Entering their 175th season, the Hasty Pudding Theatrical Company celebrated Barry Keoghan and Annette Bening as their Man and Woman of the Year.
Local artists, craftspeople, and creators gathered to exhibit and sell their work at the Artisans Asylum in Allston this past Saturday. The event, the Winter Makers Market, welcomed residents to purchase works from the artists and ask them about their work.
Crimson photographers documented a 24-hour sit-in of University Hall by pro-Palestine Jewish students and allies — the second occupation of University Hall this year.
More than three dozen Cambridge residents gathered Saturday morning to plant Cambridge’s first ever residential Miyawaki garden. Volunteers planted more than 40 species of plants native to New England in a single front yard to guard against biodiversity loss.
Consecrated in 1831 as America’s first landscape cemetery, Mount Auburn Cemetery is a national historic landmark the burial site of many prominent figures — including Dorothea Dix, Henry Wadsworth Longfellow, Oliver Wendell Holmes, and Charles Sumner, Class of 1830.
One tree, two tree, red tree, orange tree. Across the river in Jamaica Plains, the Arnold Arboretum of Harvard University is a public park and botanical research institution open to all. Established in 1872, the park boasts more than 2,000 different species and 16,000 individual plants in addition to the vibrant fall foliage of Boston’s autumn.

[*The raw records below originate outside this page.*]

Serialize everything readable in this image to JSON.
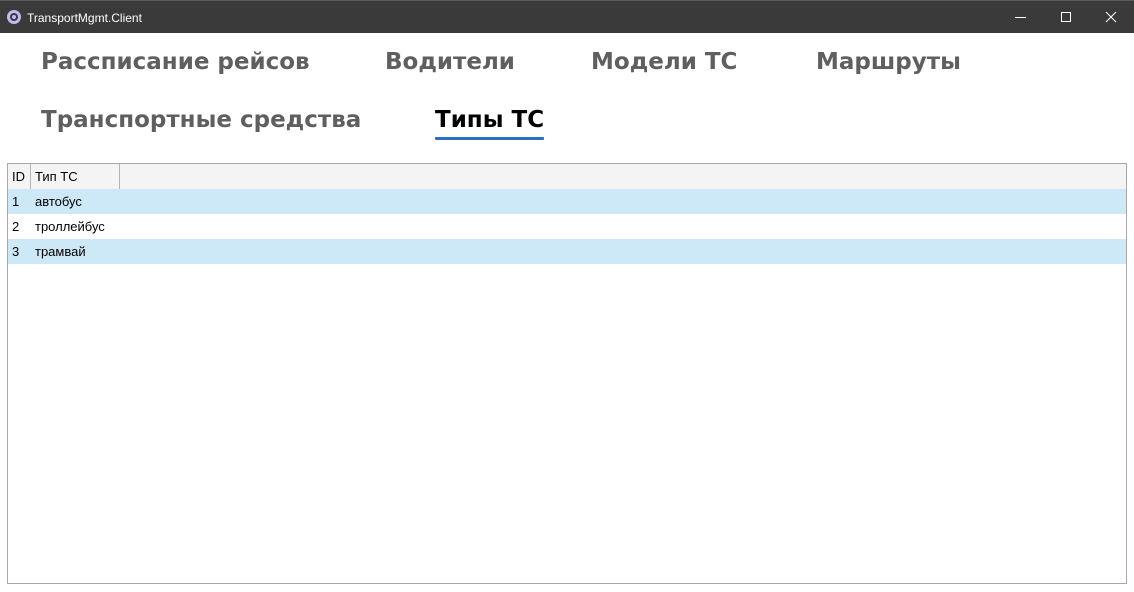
{
  "window": {
    "title": "TransportMgmt.Client",
    "icon": "app-logo-icon",
    "controls": [
      "minimize-icon",
      "maximize-icon",
      "close-icon"
    ]
  },
  "tabs": [
    {
      "label": "Рассписание рейсов",
      "active": false
    },
    {
      "label": "Водители",
      "active": false
    },
    {
      "label": "Модели ТС",
      "active": false
    },
    {
      "label": "Маршруты",
      "active": false
    },
    {
      "label": "Транспортные средства",
      "active": false
    },
    {
      "label": "Типы ТС",
      "active": true
    }
  ],
  "grid": {
    "columns": [
      "ID",
      "Тип ТС"
    ],
    "rows": [
      {
        "id": "1",
        "type": "автобус"
      },
      {
        "id": "2",
        "type": "троллейбус"
      },
      {
        "id": "3",
        "type": "трамвай"
      }
    ]
  },
  "colors": {
    "titlebar": "#3a3a3a",
    "active_tab_underline": "#2b6fc7",
    "alternate_row": "#cde8f6",
    "inactive_tab_text": "#5f5f5f"
  }
}
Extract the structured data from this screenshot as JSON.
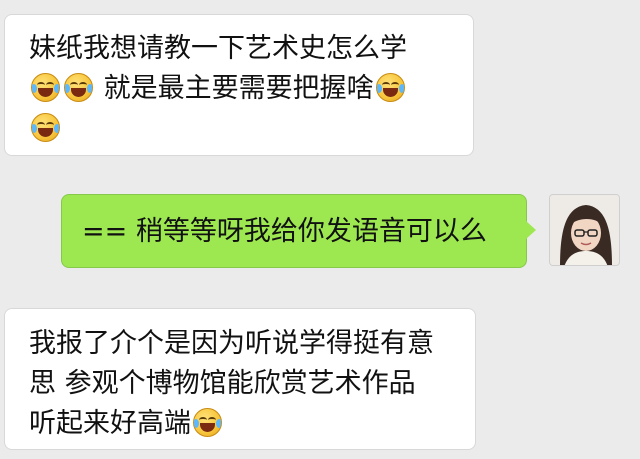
{
  "messages": [
    {
      "direction": "incoming",
      "lines": [
        "妹纸我想请教一下艺术史怎么学",
        "就是最主要需要把握啥"
      ],
      "emoji_name": "face-with-tears-of-joy"
    },
    {
      "direction": "outgoing",
      "text": "== 稍等等呀我给你发语音可以么"
    },
    {
      "direction": "incoming",
      "lines": [
        "我报了介个是因为听说学得挺有意",
        "思 参观个博物馆能欣赏艺术作品",
        "听起来好高端"
      ],
      "emoji_name": "face-with-tears-of-joy"
    }
  ],
  "colors": {
    "background": "#ebebeb",
    "incoming_bubble": "#ffffff",
    "outgoing_bubble": "#9de850",
    "text": "#111111"
  }
}
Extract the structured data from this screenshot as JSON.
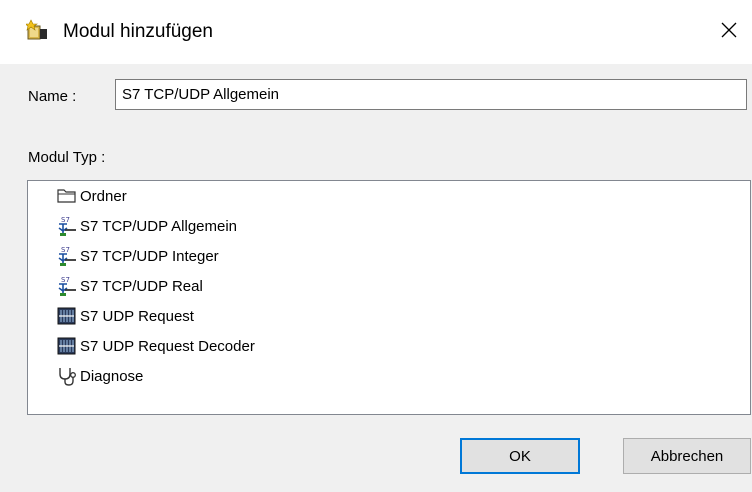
{
  "dialog": {
    "title": "Modul hinzufügen",
    "close_symbol": "✕"
  },
  "form": {
    "name_label": "Name :",
    "name_value": "S7 TCP/UDP Allgemein",
    "type_label": "Modul Typ :"
  },
  "module_types": [
    {
      "label": "Ordner",
      "icon": "folder-icon"
    },
    {
      "label": "S7 TCP/UDP Allgemein",
      "icon": "s7-network-icon"
    },
    {
      "label": "S7 TCP/UDP Integer",
      "icon": "s7-network-icon"
    },
    {
      "label": "S7 TCP/UDP Real",
      "icon": "s7-network-icon"
    },
    {
      "label": "S7 UDP Request",
      "icon": "s7-module-icon"
    },
    {
      "label": "S7 UDP Request Decoder",
      "icon": "s7-module-icon"
    },
    {
      "label": "Diagnose",
      "icon": "stethoscope-icon"
    }
  ],
  "buttons": {
    "ok": "OK",
    "cancel": "Abbrechen"
  },
  "colors": {
    "accent": "#0078d7",
    "window_bg": "#f0f0f0"
  }
}
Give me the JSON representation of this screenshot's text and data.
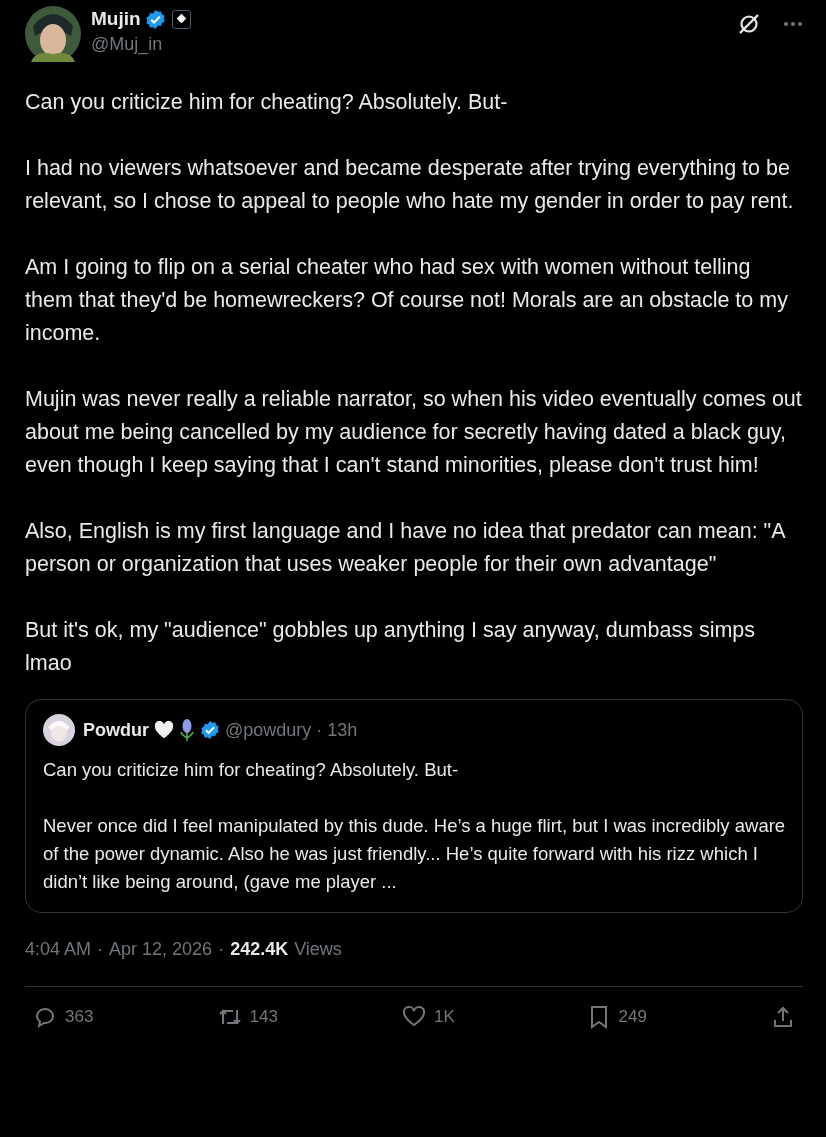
{
  "author": {
    "name": "Mujin",
    "handle": "@Muj_in",
    "verified": true
  },
  "paragraphs": [
    "Can you criticize him for cheating? Absolutely. But-",
    "I had no viewers whatsoever and became desperate after trying everything to be relevant, so I chose to appeal to people who hate my gender in order to pay rent.",
    "Am I going to flip on a serial cheater who had sex with women without telling them that they'd be homewreckers? Of course not! Morals are an obstacle to my income.",
    "Mujin was never really a reliable narrator, so when his video eventually comes out about me being cancelled by my audience for secretly having dated a black guy, even though I keep saying that I can't stand minorities, please don't trust him!",
    "Also, English is my first language and I have no idea that predator can mean: \"A person or organization that uses weaker people for their own advantage\"",
    "But it's ok, my \"audience\" gobbles up anything I say anyway, dumbass simps lmao"
  ],
  "quoted": {
    "name": "Powdur",
    "verified": true,
    "handle": "@powdury",
    "separator": "·",
    "time": "13h",
    "paragraphs": [
      "Can you criticize him for cheating? Absolutely. But-",
      "Never once did I feel manipulated by this dude. He’s a huge flirt, but I was incredibly aware of the power dynamic. Also he was just friendly... He’s quite forward with his rizz which I didn’t like being around, (gave me player ..."
    ]
  },
  "timestamp": {
    "time": "4:04 AM",
    "separator_1": "·",
    "date": "Apr 12, 2026",
    "separator_2": "·",
    "views": "242.4K",
    "views_label": "Views"
  },
  "actions": [
    {
      "kind": "reply",
      "count": "363"
    },
    {
      "kind": "repost",
      "count": "143"
    },
    {
      "kind": "like",
      "count": "1K"
    },
    {
      "kind": "bookmark",
      "count": "249"
    },
    {
      "kind": "share"
    }
  ]
}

More than 1,000 demonstrators rallied in Harvard Yard in support of Gaza Saturday ahead of an expected ground invasion by Israel, condemning the University for a lack of support of Palestinian students and complicity in what they described as “genocide.”